Of the lines below, report only those that contain "runtime".

• Working data
:::

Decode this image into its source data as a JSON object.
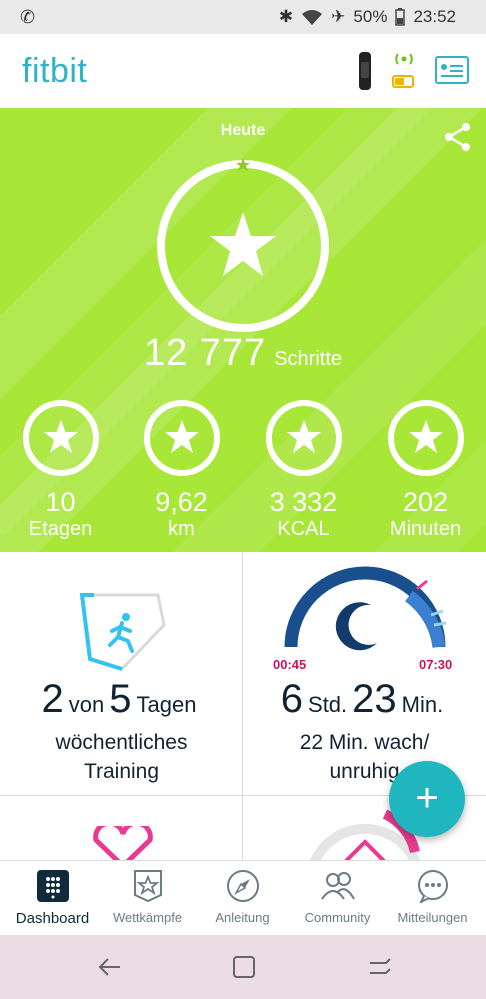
{
  "status_bar": {
    "battery": "50%",
    "time": "23:52"
  },
  "app": {
    "logo": "fitbit"
  },
  "hero": {
    "title": "Heute",
    "steps_value": "12 777",
    "steps_label": "Schritte",
    "metrics": [
      {
        "value": "10",
        "label": "Etagen"
      },
      {
        "value": "9,62",
        "label": "km"
      },
      {
        "value": "3 332",
        "label": "KCAL"
      },
      {
        "value": "202",
        "label": "Minuten"
      }
    ],
    "background": "#a8e638"
  },
  "tiles": {
    "exercise": {
      "num1": "2",
      "word1": "von",
      "num2": "5",
      "word2": "Tagen",
      "line1": "wöchentliches",
      "line2": "Training"
    },
    "sleep": {
      "start": "00:45",
      "end": "07:30",
      "hours": "6",
      "hours_unit": "Std.",
      "minutes": "23",
      "minutes_unit": "Min.",
      "line1": "22 Min. wach/",
      "line2": "unruhig"
    }
  },
  "fab": {
    "label": "+"
  },
  "tabs": [
    {
      "label": "Dashboard",
      "icon": "dashboard-icon",
      "active": true
    },
    {
      "label": "Wettkämpfe",
      "icon": "star-badge-icon"
    },
    {
      "label": "Anleitung",
      "icon": "compass-icon"
    },
    {
      "label": "Community",
      "icon": "people-icon"
    },
    {
      "label": "Mitteilungen",
      "icon": "chat-icon"
    }
  ],
  "colors": {
    "brand": "#2fb3c5",
    "fab": "#1fb6bf",
    "sleep_arc": "#1a4f8e",
    "heart": "#e83a8e"
  }
}
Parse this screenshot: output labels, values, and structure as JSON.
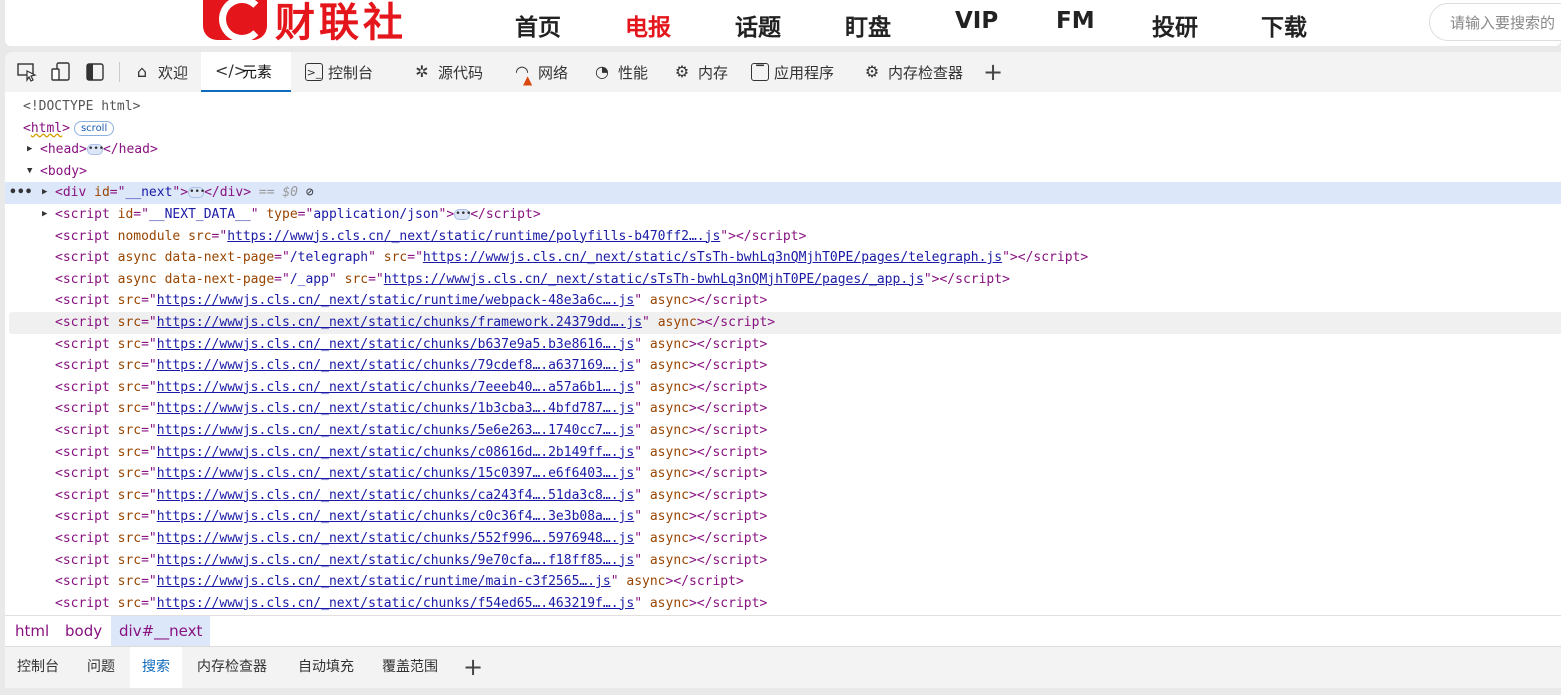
{
  "site": {
    "brand": "财联社",
    "nav": [
      "首页",
      "电报",
      "话题",
      "盯盘",
      "VIP",
      "FM",
      "投研",
      "下载"
    ],
    "active_nav": "电报",
    "search_placeholder": "请输入要搜索的"
  },
  "devtools": {
    "tabs": [
      {
        "label": "欢迎",
        "icon": "home-icon"
      },
      {
        "label": "元素",
        "icon": "code-icon"
      },
      {
        "label": "控制台",
        "icon": "console-icon"
      },
      {
        "label": "源代码",
        "icon": "bug-icon"
      },
      {
        "label": "网络",
        "icon": "wifi-warning-icon"
      },
      {
        "label": "性能",
        "icon": "gauge-icon"
      },
      {
        "label": "内存",
        "icon": "chip-icon"
      },
      {
        "label": "应用程序",
        "icon": "app-icon"
      },
      {
        "label": "内存检查器",
        "icon": "memory-inspector-icon"
      }
    ],
    "active_tab": "元素",
    "dom": {
      "doctype": "<!DOCTYPE html>",
      "html_tag": "html",
      "scroll_badge": "scroll",
      "head_tag": "head",
      "body_tag": "body",
      "div_id": "__next",
      "div_marker": "== $0",
      "script_next_data_id": "__NEXT_DATA__",
      "script_next_data_type": "application/json",
      "polyfills_src": "https://wwwjs.cls.cn/_next/static/runtime/polyfills-b470ff2….js",
      "telegraph_page": "/telegraph",
      "telegraph_src": "https://wwwjs.cls.cn/_next/static/sTsTh-bwhLq3nQMjhT0PE/pages/telegraph.js",
      "app_page": "/_app",
      "app_src": "https://wwwjs.cls.cn/_next/static/sTsTh-bwhLq3nQMjhT0PE/pages/_app.js",
      "async_scripts": [
        "https://wwwjs.cls.cn/_next/static/runtime/webpack-48e3a6c….js",
        "https://wwwjs.cls.cn/_next/static/chunks/framework.24379dd….js",
        "https://wwwjs.cls.cn/_next/static/chunks/b637e9a5.b3e8616….js",
        "https://wwwjs.cls.cn/_next/static/chunks/79cdef8….a637169….js",
        "https://wwwjs.cls.cn/_next/static/chunks/7eeeb40….a57a6b1….js",
        "https://wwwjs.cls.cn/_next/static/chunks/1b3cba3….4bfd787….js",
        "https://wwwjs.cls.cn/_next/static/chunks/5e6e263….1740cc7….js",
        "https://wwwjs.cls.cn/_next/static/chunks/c08616d….2b149ff….js",
        "https://wwwjs.cls.cn/_next/static/chunks/15c0397….e6f6403….js",
        "https://wwwjs.cls.cn/_next/static/chunks/ca243f4….51da3c8….js",
        "https://wwwjs.cls.cn/_next/static/chunks/c0c36f4….3e3b08a….js",
        "https://wwwjs.cls.cn/_next/static/chunks/552f996….5976948….js",
        "https://wwwjs.cls.cn/_next/static/chunks/9e70cfa….f18ff85….js",
        "https://wwwjs.cls.cn/_next/static/runtime/main-c3f2565….js",
        "https://wwwjs.cls.cn/_next/static/chunks/f54ed65….463219f….js"
      ]
    },
    "breadcrumbs": [
      "html",
      "body",
      "div#__next"
    ],
    "active_breadcrumb": "div#__next",
    "drawer_tabs": [
      "控制台",
      "问题",
      "搜索",
      "内存检查器",
      "自动填充",
      "覆盖范围"
    ],
    "active_drawer_tab": "搜索"
  }
}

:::

• Task response
      "polyfills_src": "https://wwwjs.cls.cn/_next/static/runtime/polyfills-b470ff2….js",
        "https://wwwjs.cls.cn/_next/static/runtime/webpack-48e3a6c….js",
        "https://wwwjs.cls.cn/_next/static/runtime/main-c3f2565….js",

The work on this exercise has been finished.